* _DIRECTIONS FOR THIS TASK_
Note each line in the data holding the string "icon" and report it.

Interface dataset entries:

=====

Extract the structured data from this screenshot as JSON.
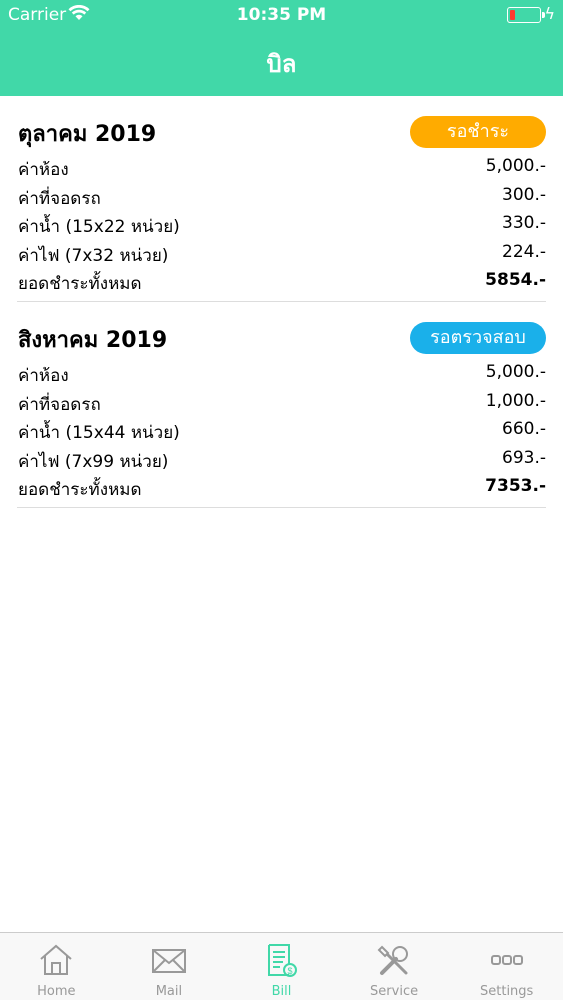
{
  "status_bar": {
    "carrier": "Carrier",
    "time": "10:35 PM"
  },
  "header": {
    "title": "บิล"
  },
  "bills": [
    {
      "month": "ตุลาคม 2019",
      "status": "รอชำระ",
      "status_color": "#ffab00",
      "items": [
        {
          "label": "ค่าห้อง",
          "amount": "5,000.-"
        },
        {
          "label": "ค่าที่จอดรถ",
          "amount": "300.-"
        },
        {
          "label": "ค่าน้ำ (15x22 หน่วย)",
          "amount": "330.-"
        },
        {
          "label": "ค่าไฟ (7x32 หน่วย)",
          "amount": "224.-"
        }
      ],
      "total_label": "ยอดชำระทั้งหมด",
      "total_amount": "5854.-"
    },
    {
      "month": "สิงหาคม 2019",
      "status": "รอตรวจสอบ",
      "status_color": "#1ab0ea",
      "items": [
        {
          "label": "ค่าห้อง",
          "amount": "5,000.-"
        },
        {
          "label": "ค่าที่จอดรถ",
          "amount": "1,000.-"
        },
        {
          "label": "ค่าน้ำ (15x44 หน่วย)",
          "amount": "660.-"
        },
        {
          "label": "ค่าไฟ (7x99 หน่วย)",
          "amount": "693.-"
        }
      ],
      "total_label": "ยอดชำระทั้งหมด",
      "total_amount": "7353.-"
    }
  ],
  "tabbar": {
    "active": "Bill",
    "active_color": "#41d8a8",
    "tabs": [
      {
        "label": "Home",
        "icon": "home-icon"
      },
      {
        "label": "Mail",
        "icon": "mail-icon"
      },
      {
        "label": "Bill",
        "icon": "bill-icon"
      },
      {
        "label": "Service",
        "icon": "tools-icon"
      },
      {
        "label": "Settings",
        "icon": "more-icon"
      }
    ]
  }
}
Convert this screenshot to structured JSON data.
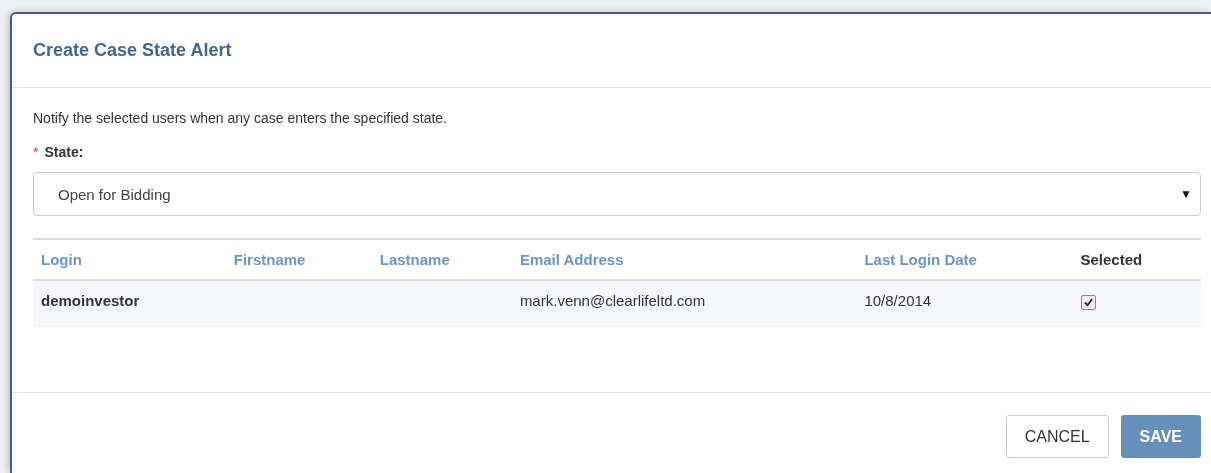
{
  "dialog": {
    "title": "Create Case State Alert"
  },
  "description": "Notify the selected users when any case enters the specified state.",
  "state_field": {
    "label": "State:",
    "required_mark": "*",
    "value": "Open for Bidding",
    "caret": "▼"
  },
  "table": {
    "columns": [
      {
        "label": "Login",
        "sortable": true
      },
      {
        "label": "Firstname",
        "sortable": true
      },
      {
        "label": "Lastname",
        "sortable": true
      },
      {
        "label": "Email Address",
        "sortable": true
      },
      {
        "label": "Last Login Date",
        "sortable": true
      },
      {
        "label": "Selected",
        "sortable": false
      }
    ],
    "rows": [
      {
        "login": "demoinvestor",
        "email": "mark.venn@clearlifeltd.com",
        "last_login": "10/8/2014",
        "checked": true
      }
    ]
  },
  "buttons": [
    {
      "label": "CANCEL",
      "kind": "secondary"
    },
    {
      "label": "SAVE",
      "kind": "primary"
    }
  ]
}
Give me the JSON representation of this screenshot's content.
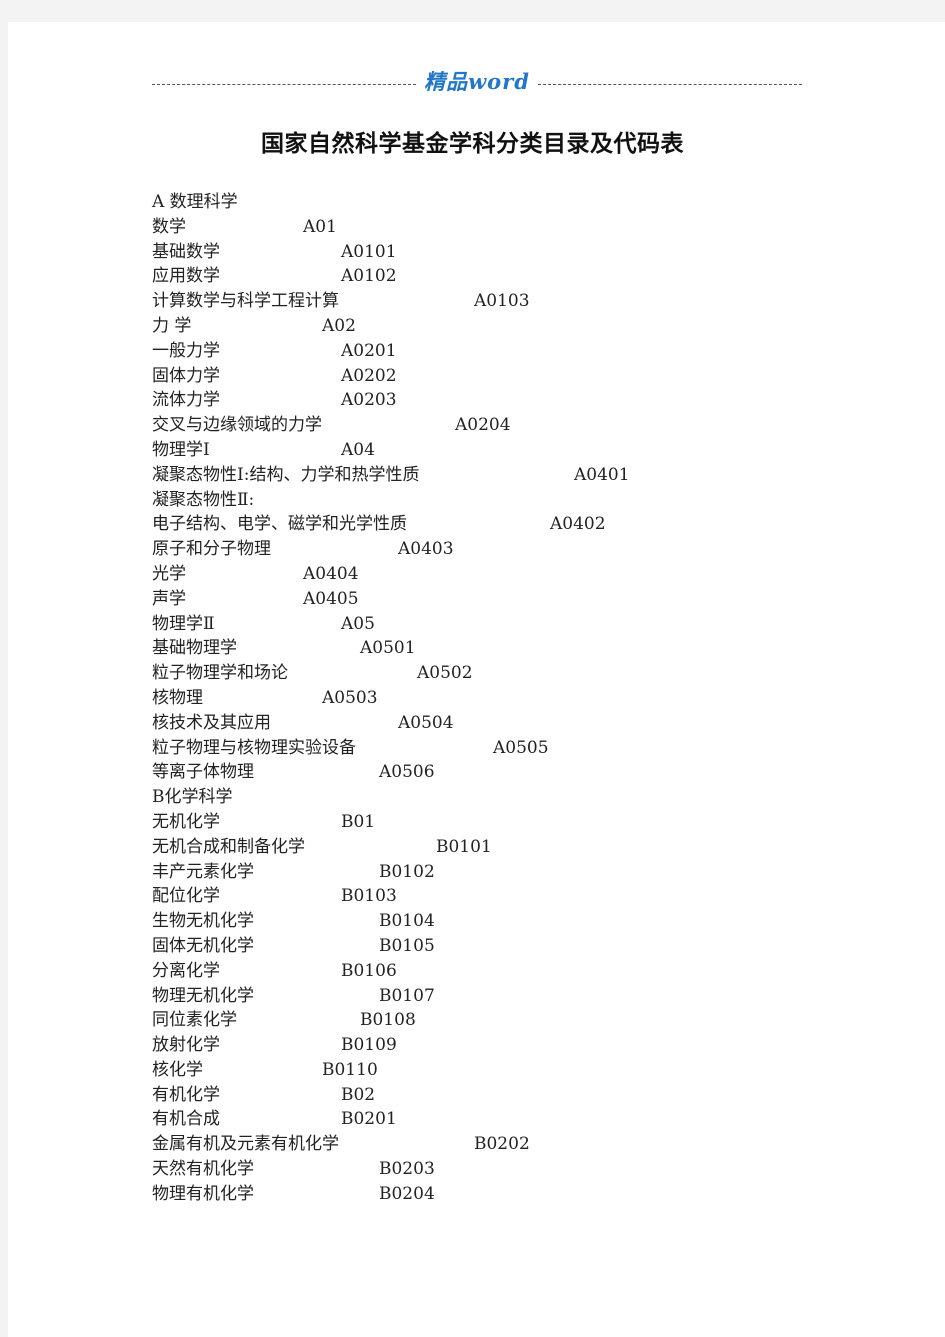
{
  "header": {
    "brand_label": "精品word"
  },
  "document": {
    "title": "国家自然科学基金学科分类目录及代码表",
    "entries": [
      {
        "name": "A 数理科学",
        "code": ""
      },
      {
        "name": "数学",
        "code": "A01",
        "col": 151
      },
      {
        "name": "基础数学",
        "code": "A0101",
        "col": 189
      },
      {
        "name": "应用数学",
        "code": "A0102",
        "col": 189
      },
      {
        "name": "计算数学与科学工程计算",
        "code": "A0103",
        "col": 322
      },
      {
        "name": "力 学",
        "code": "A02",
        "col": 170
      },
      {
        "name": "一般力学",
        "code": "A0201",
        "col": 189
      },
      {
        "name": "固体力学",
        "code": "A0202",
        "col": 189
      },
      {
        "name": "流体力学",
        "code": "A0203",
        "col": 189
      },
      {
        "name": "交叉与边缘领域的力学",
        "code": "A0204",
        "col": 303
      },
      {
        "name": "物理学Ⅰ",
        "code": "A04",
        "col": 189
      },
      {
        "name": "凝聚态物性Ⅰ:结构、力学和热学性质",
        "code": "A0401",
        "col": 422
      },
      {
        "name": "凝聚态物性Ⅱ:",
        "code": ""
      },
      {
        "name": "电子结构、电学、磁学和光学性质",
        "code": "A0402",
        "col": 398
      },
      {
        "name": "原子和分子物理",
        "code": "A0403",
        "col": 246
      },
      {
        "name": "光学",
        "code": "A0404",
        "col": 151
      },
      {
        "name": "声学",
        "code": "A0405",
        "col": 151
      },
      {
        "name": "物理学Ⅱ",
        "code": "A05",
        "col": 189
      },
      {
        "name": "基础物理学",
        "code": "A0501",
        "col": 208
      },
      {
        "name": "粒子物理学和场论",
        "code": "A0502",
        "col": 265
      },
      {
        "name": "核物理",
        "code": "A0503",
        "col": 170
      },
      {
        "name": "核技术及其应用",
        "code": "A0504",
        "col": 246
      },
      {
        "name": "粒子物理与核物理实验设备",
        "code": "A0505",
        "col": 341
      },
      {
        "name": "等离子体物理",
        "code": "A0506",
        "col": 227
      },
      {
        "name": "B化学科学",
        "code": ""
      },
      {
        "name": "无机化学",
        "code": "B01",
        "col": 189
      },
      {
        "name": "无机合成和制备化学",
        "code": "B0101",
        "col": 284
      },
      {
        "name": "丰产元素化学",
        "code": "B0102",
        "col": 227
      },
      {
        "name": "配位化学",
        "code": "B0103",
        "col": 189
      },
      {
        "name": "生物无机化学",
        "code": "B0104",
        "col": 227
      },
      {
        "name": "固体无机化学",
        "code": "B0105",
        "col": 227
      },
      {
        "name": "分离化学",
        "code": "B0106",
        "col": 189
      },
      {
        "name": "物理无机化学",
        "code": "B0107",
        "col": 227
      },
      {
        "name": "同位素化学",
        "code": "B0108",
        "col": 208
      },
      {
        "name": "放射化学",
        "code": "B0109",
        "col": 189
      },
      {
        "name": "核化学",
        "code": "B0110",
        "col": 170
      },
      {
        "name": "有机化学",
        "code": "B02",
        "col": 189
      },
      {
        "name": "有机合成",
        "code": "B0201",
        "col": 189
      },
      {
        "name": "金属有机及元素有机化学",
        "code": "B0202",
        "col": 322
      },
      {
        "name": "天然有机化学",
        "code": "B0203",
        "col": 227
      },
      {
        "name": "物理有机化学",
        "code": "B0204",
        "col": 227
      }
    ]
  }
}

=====

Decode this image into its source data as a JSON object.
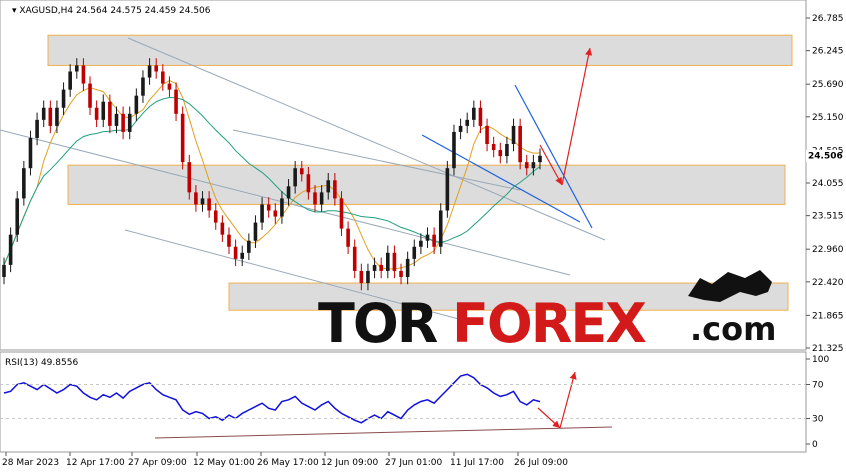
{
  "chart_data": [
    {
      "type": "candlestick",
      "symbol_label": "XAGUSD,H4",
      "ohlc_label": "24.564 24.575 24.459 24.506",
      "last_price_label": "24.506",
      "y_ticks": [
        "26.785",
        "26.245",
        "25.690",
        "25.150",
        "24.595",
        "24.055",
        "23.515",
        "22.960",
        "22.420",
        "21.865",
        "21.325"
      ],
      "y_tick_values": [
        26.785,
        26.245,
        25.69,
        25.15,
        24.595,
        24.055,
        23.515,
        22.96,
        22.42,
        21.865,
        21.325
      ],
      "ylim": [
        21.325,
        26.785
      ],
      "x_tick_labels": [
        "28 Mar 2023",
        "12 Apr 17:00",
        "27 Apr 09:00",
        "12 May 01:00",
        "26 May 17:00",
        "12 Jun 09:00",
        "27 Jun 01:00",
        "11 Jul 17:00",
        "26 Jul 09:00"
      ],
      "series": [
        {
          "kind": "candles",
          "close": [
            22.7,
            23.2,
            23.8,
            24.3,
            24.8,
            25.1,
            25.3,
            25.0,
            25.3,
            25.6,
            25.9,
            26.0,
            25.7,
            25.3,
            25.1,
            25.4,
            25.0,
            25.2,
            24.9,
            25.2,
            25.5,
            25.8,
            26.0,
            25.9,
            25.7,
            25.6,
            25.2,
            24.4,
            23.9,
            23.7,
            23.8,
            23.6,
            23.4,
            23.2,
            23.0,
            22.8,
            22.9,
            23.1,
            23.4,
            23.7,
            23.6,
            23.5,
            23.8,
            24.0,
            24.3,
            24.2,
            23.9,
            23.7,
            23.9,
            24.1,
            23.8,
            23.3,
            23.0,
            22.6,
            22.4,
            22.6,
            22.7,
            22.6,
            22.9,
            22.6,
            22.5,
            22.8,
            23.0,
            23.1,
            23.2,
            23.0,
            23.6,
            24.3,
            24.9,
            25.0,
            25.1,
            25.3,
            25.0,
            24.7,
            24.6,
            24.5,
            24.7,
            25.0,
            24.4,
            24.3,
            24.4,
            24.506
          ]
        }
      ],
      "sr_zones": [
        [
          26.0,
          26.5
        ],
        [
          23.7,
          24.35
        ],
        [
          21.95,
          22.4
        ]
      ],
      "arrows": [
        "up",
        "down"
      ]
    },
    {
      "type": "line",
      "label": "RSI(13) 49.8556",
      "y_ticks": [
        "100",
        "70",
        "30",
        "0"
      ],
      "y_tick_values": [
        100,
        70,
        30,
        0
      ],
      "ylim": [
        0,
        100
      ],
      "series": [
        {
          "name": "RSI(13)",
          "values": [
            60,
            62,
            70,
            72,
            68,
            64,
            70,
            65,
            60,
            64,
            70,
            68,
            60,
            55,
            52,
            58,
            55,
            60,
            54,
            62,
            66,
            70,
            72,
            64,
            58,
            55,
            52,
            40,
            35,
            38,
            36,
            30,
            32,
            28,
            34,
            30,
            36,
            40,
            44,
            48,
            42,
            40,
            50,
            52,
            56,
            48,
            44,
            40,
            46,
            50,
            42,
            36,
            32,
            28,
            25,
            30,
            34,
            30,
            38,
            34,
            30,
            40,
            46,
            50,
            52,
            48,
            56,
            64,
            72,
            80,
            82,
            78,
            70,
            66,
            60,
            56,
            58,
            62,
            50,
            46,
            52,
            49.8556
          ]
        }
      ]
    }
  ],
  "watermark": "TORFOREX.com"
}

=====

* _WRITTEN REPLY_
        "icon": "home-icon"
        "icon": "mail-icon"
        "icon": "bill-icon"
        "icon": "tools-icon"
        "icon": "more-icon"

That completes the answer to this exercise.